18 de marzo de 2022

CfP: Social Aspects of Ageing - Selected Challenges, Analyses, and Solutions

In the last decade, the “mobility turn” in human sciences has led to a reconsideration of the concept of mobility that includes now short-distance, daily and/or regular movements and the wider circulation of goods, objects and ideas (Merriman and Pearce 2018). In the same perspective, administrators and urban planners have gained awareness about the fact that women and men move, travel and commute differently. Also, it has been pointed out the recurrent gendered imbalance in the transport sectors, and the need for policymakers to consider also gender in transport planning.

Research has shown that women move on foot or with public transportation more often than men. In addition, male trajectories are usually simpler and more direct than women’s trajectories, and this is strictly connected to their economic roles. Indeed, while usually men move from home to their workplace, in a round trip, female trajectories are more complicated, and has been described as a trip-chaining. These latter depend on the fact that women are almost always in charge of the care of the family members. Women for example push strollers and wheelchairs, bring and pick up the children at school, accompany family members to medical checks, shop for the family (i.e. medicine, foods, clothes) and move also for reaching their work. Yet women’s transportation and way of moving depend also by their economic resources (usually more modest than men’s resources) and by specific ideology of masculinity and femininity which in turn lead to expected behavior of women and men in the society and in the family. Moreover, an intersectional approach also provides evidence of the fact that as women, migrant people, minorities and elderly have different way to move and make a different use of transportation (Moraglio and Kuttler 2021).

These works and research focus primarily on contemporary societies: however, their findings question also scholars studying societies of the past. How have gender practices and transports articulated in different time and space? This panel aims to explore transportation patterns of women and men in a historical and gender perspective, and from a range of disciplinary approaches (economic and social history, history of representation, urban history, history of literature).

Papers should address one (or more) of the following questions:

1.            How can we understand transportation and mobility trajectories of women and men in the past societies? What are the differences between them? How the gendered body and spaces have been conceived within the history of transports?

2.            What kind of transport did women and men use? What kind of knowledge was required?

3.            How did the use of different transport techniques (caravan porters, working animals, steamships, trains, cars, etc.) and the increase of speed in crossing long distances participate in the redefinition of new spaces, dress and gender roles? Which role did different transport techniques play in producing gendered stereotypes and in the (re)production of gender roles?

4.            How women and men’s transportation patterns were shaped by economic, cultural and/or social factors (access to economic and/or social resources, expected behaviour for women and men, situation of danger)?

5.            How do transportation patterns change representation of women and men?

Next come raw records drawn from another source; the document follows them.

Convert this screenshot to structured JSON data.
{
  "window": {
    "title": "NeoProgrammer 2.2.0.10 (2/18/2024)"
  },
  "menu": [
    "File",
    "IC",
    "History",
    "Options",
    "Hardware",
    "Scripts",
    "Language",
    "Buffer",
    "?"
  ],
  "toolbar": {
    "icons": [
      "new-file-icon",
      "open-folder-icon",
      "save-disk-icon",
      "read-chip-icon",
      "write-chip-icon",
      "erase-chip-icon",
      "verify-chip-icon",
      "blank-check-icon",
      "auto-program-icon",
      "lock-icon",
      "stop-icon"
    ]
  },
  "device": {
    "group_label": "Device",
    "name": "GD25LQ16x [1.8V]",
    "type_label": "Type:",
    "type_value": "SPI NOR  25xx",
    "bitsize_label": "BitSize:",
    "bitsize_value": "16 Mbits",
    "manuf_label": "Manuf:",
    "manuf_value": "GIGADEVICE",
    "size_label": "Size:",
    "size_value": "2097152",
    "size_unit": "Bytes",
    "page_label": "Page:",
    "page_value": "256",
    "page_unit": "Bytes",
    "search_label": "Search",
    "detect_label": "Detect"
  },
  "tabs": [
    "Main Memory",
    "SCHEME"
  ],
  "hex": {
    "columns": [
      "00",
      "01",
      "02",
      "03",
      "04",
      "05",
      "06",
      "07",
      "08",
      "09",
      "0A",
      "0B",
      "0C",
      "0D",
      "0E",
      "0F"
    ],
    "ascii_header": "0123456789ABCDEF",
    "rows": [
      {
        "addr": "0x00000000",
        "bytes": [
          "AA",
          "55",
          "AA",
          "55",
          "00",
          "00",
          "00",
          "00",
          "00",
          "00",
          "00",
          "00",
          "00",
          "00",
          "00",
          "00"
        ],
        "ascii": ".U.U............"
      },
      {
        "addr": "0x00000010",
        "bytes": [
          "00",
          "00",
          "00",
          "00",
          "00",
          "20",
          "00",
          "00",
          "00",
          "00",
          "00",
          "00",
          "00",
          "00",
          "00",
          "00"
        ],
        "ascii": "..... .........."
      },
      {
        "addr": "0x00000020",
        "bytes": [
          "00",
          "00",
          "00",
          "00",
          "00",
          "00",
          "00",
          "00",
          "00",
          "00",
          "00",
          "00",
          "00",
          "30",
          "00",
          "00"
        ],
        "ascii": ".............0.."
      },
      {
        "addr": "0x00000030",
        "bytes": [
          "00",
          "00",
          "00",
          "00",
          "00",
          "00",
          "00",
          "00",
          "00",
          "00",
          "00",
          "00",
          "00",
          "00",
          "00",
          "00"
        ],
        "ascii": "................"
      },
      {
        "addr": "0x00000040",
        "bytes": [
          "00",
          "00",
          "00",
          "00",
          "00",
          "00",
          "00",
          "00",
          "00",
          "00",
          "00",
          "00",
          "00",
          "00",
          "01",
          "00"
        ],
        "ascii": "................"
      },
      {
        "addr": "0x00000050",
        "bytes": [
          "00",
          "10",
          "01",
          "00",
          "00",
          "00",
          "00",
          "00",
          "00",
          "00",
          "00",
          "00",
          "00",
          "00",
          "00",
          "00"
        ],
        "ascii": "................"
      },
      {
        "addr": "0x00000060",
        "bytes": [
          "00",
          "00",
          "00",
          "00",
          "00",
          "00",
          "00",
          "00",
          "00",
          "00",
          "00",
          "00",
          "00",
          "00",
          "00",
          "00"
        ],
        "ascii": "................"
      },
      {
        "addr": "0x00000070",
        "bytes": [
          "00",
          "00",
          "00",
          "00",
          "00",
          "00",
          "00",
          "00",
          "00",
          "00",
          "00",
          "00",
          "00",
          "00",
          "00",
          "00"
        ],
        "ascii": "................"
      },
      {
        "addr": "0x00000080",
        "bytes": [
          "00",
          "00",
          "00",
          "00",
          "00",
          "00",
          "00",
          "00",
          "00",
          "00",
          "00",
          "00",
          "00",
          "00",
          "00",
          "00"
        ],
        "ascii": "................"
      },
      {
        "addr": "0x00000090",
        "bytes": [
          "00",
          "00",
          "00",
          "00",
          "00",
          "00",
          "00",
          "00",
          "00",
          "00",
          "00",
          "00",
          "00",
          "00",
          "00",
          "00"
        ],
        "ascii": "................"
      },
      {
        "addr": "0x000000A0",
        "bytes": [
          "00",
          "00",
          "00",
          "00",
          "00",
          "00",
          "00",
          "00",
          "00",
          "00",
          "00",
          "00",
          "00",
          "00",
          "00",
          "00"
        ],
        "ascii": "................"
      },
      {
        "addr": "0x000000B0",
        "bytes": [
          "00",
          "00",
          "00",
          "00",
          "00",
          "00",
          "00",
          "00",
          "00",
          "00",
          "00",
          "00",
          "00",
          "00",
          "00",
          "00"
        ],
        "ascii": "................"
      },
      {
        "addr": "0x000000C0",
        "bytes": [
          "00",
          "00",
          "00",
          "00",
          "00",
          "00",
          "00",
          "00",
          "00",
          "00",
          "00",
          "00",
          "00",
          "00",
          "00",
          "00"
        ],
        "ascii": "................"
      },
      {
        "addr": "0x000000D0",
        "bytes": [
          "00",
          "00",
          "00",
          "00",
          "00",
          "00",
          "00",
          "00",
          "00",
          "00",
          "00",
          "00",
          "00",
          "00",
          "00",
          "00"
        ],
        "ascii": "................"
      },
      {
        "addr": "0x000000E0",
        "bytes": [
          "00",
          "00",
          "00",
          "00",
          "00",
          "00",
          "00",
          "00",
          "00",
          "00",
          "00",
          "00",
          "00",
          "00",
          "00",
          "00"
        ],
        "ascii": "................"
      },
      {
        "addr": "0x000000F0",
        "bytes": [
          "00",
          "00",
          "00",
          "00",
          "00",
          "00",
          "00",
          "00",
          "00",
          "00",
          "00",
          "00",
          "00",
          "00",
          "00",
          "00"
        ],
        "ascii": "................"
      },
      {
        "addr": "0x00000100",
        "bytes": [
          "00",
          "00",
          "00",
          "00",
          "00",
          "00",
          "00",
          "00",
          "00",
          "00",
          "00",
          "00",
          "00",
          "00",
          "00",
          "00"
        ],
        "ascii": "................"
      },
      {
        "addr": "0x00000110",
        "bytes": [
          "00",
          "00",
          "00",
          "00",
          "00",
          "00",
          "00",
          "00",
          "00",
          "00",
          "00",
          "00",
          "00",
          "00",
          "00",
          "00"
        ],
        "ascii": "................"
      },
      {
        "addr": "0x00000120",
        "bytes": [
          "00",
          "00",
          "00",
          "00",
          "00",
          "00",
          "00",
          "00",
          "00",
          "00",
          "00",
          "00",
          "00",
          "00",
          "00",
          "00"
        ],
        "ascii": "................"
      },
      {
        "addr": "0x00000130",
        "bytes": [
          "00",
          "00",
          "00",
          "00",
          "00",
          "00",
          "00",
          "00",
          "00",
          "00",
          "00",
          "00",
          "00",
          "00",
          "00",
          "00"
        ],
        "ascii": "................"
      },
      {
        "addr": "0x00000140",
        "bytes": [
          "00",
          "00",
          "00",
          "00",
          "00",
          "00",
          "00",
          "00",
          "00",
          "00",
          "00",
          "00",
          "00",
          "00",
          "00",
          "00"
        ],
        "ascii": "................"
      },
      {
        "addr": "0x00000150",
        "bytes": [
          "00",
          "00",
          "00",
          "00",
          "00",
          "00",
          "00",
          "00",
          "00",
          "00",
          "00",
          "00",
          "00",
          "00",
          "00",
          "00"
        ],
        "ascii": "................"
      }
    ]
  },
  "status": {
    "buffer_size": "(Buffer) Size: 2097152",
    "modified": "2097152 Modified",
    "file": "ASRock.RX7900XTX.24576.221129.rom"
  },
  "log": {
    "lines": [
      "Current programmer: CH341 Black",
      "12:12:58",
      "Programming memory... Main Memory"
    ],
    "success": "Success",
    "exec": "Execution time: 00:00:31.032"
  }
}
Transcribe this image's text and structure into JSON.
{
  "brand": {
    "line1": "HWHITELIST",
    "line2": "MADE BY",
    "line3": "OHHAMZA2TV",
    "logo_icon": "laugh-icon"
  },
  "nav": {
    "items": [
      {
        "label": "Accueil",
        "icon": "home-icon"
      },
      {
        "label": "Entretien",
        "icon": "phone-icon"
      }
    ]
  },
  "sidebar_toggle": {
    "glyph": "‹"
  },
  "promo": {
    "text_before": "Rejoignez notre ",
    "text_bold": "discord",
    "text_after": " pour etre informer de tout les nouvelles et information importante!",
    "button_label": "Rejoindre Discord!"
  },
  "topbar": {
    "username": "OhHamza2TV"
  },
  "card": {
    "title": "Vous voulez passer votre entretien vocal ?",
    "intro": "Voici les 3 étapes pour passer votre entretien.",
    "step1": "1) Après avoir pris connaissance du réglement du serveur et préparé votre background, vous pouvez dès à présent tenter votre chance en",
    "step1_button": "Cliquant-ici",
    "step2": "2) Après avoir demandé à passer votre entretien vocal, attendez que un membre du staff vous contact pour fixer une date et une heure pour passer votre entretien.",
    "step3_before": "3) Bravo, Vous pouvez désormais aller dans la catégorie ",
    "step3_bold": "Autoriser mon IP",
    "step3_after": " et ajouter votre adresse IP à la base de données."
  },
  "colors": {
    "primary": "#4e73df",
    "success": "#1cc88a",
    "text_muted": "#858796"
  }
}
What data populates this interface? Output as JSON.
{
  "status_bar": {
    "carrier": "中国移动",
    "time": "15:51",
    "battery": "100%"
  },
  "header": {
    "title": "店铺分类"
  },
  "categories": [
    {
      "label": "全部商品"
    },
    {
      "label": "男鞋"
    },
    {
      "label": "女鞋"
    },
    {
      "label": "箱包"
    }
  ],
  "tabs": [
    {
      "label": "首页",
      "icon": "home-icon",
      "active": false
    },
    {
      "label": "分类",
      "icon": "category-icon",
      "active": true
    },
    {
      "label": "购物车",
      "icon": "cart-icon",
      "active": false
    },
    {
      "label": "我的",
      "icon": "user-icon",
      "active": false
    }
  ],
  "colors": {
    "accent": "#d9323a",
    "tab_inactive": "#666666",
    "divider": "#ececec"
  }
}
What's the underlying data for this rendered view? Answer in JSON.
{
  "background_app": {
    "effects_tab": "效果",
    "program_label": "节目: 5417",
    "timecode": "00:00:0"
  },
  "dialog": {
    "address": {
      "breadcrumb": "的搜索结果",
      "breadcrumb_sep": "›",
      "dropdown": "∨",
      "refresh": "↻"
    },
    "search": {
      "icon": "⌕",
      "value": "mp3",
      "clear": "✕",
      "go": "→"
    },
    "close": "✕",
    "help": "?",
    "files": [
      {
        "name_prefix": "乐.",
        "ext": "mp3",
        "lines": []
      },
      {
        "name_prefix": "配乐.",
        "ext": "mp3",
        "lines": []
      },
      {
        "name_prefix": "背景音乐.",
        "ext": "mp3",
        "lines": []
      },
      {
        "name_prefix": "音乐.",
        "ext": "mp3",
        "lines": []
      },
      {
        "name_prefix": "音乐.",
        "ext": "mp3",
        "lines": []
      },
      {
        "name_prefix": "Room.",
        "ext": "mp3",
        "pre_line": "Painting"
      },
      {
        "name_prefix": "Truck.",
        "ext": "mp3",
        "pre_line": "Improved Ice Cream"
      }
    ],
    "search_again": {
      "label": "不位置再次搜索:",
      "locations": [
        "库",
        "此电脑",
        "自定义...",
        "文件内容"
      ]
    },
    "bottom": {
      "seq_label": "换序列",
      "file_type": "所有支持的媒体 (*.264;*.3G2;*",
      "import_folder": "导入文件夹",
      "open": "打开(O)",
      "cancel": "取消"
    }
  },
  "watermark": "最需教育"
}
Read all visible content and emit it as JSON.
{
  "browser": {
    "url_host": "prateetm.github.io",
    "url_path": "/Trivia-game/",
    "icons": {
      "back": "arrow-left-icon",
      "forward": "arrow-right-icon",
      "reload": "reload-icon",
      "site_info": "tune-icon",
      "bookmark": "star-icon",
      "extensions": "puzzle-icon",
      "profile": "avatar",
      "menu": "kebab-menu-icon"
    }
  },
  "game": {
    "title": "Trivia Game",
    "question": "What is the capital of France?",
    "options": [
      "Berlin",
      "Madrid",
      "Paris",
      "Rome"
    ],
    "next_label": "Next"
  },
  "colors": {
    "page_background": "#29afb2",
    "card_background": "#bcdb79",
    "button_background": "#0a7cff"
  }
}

6.            How did transportation policies influence the activities of women and men?

Please send a short abstract (500 words max) and a short CV to the organizers  by 10th April 2022: Silvia Bruzzi and Beatrice Zucca.

We will inform you about the result of the panel selection in June 2022. For further information on the conference please visit : https://www.mobilityandhumanities.it/t2m2022conference/

Contact Info: 

Beatrice Zucca Micheletto

University of Padua (Italy)

Contact Email: